Germany is facing a terrible economic downturn: despite lofty sales figures from its car makers, Germany’s growth has almost completely stopped. This is coming from a country that only last year supported Western Europe’s economy. Many people believe that the protests and arsons aren’t about the financial crisis—they’re aimed against capitalism in general, globalization and gentrification in East Berlin’s former Soviet areas.
It’s common belief that any social injustice eventually devolves into an “us vs. them” mentality—the rich make convenient targets in this economic downturn, and certainly those who are wealthy enough to afford luxury cars are more of a target than London’s humble shopkeepers. And even as the Vancouver protests over the Stanley Cup have shown, cars are the number one target: especially expensive ones. As long as there’s inequality, even a perceived one, anywhere in volatile Europe, cars are going to go up in flames.
[Source: Zero Hedge]
Due to the ongoing protests in Bahrain, F1 officials have officially pulled the plug on the Bahrain Grand Prix, originally scheduled for March 13th.
F1′s governing body, the FIA, and its president Bernie Ecclestone have decided to “postpone” the opening race of the 2011 season, instead starting in Melbourne, Australia on March 27th. A new date is still being considered to the already-full 20-race schedule.

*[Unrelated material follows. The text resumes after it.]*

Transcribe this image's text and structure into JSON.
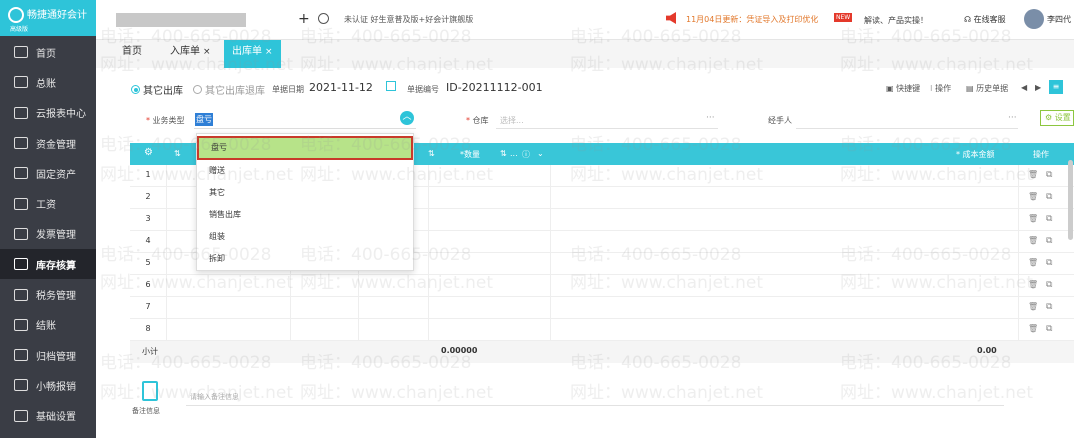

The past few weeks have been full of speculation on whether the FIA would make a statement regarding the humanitarian issue. The deadly protests in Bahrain against the monarchy are still ongoing, and holding an F1 race there after such political upheaval would have been trivial, if not disastrous.